Dataset rows for apps and sites:
--*--

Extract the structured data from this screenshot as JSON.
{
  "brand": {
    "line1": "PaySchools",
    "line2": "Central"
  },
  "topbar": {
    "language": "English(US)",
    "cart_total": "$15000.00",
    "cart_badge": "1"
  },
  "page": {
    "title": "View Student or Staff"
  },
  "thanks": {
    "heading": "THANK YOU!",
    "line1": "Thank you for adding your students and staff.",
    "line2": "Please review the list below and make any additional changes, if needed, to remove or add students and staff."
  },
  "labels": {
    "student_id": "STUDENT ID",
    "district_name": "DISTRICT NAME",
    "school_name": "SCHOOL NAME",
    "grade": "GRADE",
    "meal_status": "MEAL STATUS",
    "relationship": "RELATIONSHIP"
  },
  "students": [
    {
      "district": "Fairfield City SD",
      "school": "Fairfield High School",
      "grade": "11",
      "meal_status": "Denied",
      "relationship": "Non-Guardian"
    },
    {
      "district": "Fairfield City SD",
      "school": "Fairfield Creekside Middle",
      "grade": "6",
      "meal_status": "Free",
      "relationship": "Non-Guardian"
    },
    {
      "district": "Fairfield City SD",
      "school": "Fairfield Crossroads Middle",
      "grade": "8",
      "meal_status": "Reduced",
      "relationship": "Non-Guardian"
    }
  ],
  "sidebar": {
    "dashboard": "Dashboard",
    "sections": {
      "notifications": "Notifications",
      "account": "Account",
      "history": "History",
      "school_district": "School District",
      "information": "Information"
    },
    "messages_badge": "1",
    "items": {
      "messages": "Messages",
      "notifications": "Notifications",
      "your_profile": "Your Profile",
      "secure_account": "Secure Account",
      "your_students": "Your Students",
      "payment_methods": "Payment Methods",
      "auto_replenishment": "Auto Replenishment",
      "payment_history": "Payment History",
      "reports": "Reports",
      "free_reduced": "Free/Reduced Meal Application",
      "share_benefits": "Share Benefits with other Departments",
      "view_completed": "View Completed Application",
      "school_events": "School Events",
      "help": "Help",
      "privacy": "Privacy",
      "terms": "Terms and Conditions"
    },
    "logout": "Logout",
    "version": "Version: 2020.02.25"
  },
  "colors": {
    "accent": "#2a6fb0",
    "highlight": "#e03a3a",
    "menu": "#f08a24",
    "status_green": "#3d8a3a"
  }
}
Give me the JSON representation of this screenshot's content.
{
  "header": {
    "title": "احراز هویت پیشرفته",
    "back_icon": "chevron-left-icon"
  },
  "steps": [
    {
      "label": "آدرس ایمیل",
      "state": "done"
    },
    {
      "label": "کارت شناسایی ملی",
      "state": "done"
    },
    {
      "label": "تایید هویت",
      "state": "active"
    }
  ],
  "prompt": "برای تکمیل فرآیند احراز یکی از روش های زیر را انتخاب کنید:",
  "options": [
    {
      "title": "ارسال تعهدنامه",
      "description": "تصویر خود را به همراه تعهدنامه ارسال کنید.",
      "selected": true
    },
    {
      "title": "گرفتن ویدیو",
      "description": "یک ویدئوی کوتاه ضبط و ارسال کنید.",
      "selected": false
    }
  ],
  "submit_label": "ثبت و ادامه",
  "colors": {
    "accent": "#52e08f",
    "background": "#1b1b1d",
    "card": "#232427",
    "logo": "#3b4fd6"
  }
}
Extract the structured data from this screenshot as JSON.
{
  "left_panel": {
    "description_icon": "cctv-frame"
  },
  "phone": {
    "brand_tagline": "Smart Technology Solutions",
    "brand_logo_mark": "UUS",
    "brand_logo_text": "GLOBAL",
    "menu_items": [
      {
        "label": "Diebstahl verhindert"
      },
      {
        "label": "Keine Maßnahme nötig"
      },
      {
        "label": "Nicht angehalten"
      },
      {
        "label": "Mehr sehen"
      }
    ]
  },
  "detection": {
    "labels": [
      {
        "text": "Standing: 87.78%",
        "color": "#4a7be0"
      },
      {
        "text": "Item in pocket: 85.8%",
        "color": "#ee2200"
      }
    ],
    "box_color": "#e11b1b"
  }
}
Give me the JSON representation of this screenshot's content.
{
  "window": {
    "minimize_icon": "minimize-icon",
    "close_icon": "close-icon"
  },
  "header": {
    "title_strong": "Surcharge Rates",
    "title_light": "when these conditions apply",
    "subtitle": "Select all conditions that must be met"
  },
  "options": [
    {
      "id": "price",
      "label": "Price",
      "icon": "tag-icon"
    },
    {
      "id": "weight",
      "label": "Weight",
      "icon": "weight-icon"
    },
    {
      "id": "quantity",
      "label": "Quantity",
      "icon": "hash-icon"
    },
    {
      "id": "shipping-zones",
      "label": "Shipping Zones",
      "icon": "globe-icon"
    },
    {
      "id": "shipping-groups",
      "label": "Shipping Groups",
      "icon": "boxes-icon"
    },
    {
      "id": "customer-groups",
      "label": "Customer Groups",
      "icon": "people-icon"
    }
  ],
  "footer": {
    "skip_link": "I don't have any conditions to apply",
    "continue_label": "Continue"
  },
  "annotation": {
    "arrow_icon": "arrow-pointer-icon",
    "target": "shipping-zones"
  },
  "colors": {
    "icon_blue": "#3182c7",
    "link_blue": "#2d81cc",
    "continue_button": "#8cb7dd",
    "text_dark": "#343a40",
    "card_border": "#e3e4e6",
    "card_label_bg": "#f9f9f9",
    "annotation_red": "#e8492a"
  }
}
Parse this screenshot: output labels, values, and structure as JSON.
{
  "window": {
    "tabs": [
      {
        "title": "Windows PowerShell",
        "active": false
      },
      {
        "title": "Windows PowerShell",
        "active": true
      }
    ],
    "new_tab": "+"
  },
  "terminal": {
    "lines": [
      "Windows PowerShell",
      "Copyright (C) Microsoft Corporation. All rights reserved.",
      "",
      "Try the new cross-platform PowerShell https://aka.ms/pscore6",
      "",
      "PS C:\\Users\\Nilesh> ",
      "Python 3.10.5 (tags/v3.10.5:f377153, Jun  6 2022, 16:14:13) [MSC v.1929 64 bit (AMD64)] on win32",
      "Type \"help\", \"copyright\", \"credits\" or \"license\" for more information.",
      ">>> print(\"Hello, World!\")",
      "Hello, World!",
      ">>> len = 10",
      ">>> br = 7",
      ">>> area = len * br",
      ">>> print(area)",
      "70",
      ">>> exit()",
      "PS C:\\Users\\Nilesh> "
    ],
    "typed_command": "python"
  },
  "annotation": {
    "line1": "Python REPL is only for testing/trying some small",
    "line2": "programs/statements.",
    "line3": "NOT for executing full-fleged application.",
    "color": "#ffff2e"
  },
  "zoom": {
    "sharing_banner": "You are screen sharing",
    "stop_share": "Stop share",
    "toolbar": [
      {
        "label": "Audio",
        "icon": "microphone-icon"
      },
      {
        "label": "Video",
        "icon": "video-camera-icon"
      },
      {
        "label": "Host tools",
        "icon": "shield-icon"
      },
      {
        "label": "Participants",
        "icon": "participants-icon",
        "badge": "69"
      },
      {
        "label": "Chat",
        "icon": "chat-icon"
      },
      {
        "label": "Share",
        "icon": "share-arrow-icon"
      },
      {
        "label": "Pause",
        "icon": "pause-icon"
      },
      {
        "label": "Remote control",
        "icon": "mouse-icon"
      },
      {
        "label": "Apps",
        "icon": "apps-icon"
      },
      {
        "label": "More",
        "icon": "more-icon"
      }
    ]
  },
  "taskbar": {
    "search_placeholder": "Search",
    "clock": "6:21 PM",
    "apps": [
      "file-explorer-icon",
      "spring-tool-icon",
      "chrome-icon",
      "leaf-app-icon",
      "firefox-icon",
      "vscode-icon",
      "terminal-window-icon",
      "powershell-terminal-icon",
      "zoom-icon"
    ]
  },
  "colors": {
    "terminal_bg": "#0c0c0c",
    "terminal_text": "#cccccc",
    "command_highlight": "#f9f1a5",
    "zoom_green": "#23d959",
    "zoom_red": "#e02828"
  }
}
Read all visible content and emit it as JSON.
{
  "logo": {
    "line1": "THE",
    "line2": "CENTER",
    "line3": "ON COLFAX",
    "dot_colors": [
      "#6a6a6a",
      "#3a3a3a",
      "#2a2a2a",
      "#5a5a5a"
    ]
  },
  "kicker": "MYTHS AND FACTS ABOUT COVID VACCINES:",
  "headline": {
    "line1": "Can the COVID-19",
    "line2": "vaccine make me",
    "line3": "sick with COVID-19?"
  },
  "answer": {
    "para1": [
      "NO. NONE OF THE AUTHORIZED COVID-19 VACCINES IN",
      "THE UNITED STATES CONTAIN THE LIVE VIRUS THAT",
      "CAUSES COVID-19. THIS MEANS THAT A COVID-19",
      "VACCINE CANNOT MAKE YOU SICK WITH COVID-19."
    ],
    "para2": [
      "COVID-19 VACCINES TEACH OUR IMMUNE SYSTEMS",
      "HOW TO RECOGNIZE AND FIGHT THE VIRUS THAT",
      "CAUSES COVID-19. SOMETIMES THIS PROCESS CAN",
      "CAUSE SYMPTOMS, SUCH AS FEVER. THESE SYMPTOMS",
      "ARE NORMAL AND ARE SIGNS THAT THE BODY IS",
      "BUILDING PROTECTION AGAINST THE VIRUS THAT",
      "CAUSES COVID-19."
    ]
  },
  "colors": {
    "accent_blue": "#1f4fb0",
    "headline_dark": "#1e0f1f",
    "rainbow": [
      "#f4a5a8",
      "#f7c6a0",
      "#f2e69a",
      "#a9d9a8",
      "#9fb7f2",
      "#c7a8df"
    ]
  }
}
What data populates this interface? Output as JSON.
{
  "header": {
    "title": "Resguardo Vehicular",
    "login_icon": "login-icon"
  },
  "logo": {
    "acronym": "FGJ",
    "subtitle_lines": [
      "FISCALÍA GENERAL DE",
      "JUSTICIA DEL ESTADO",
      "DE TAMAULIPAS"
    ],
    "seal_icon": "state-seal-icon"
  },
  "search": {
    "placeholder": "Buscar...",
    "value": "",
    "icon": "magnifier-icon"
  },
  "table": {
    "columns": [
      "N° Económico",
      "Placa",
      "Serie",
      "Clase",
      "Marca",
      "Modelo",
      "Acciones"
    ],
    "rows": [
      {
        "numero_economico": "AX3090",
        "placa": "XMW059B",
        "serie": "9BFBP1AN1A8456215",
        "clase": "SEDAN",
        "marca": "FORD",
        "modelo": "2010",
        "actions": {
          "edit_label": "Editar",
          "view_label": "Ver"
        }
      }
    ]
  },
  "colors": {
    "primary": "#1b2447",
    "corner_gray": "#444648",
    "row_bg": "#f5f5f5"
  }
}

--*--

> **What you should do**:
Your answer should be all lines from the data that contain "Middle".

> **Result below**:
      "school": "Fairfield Creekside Middle",
      "school": "Fairfield Crossroads Middle",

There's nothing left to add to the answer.